<<<<

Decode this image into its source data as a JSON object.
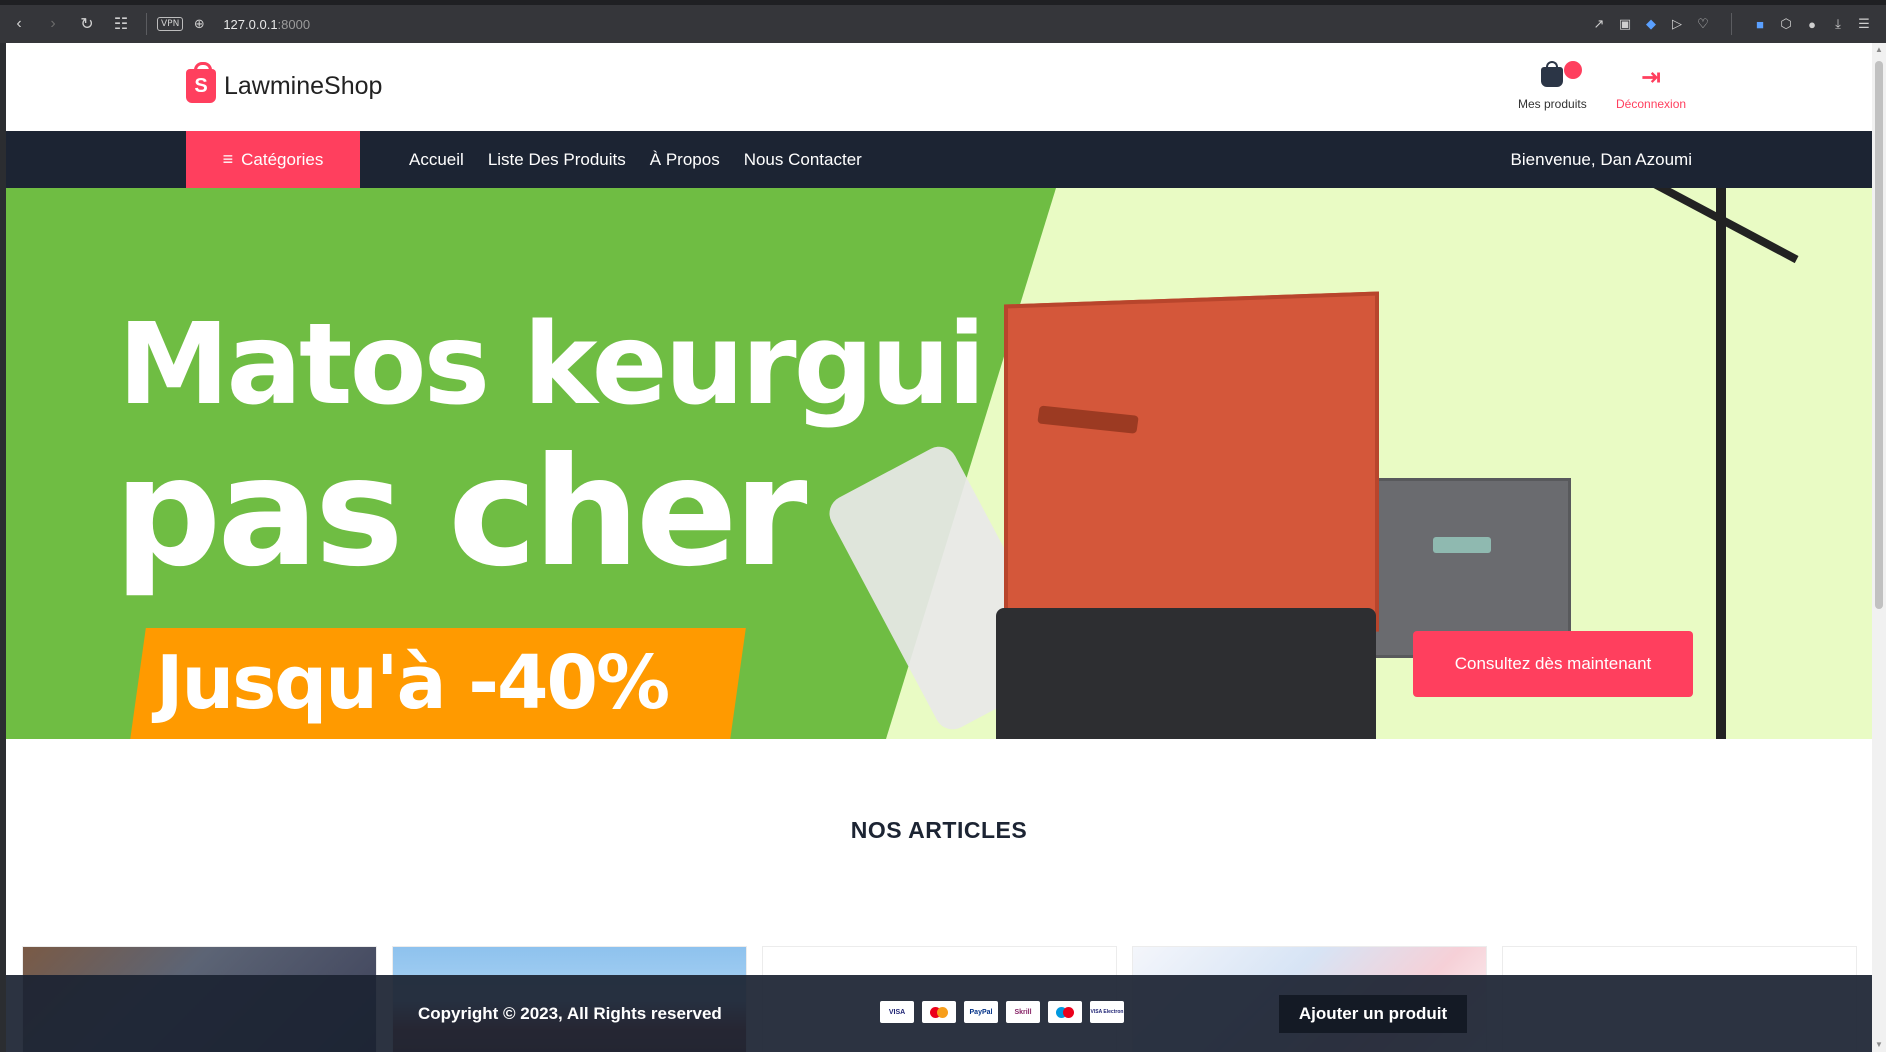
{
  "browser": {
    "url_host": "127.0.0.1",
    "url_port": ":8000",
    "vpn_label": "VPN"
  },
  "header": {
    "brand_initial": "S",
    "brand_name": "LawmineShop",
    "cart_label": "Mes produits",
    "logout_label": "Déconnexion"
  },
  "nav": {
    "categories_label": "Catégories",
    "links": [
      "Accueil",
      "Liste Des Produits",
      "À Propos",
      "Nous Contacter"
    ],
    "welcome": "Bienvenue, Dan Azoumi"
  },
  "hero": {
    "line1": "Matos keurgui",
    "line2": "pas cher",
    "line3": "Jusqu'à -40%",
    "cta": "Consultez dès maintenant"
  },
  "articles": {
    "title": "NOS ARTICLES"
  },
  "footer": {
    "copyright": "Copyright © 2023, All Rights reserved",
    "payments": [
      "VISA",
      "Mastercard",
      "PayPal",
      "Skrill",
      "Maestro",
      "VISA Electron"
    ],
    "add_button": "Ajouter un produit"
  },
  "colors": {
    "accent": "#ff3f5e",
    "navbar": "#1c2433",
    "hero_green": "#6fbd43",
    "hero_orange": "#ff9a00"
  }
}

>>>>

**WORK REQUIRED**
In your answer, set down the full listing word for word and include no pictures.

**WRITTEN RESPONSE**
Decode this image into its source data as a JSON object.
{
  "browser": {
    "url_host": "127.0.0.1",
    "url_port": ":8000",
    "vpn_label": "VPN"
  },
  "header": {
    "brand_initial": "S",
    "brand_name": "LawmineShop",
    "cart_label": "Mes produits",
    "logout_label": "Déconnexion"
  },
  "nav": {
    "categories_label": "Catégories",
    "links": [
      "Accueil",
      "Liste Des Produits",
      "À Propos",
      "Nous Contacter"
    ],
    "welcome": "Bienvenue, Dan Azoumi"
  },
  "hero": {
    "line1": "Matos keurgui",
    "line2": "pas cher",
    "line3": "Jusqu'à -40%",
    "cta": "Consultez dès maintenant"
  },
  "articles": {
    "title": "NOS ARTICLES"
  },
  "footer": {
    "copyright": "Copyright © 2023, All Rights reserved",
    "payments": [
      "VISA",
      "Mastercard",
      "PayPal",
      "Skrill",
      "Maestro",
      "VISA Electron"
    ],
    "add_button": "Ajouter un produit"
  },
  "colors": {
    "accent": "#ff3f5e",
    "navbar": "#1c2433",
    "hero_green": "#6fbd43",
    "hero_orange": "#ff9a00"
  }
}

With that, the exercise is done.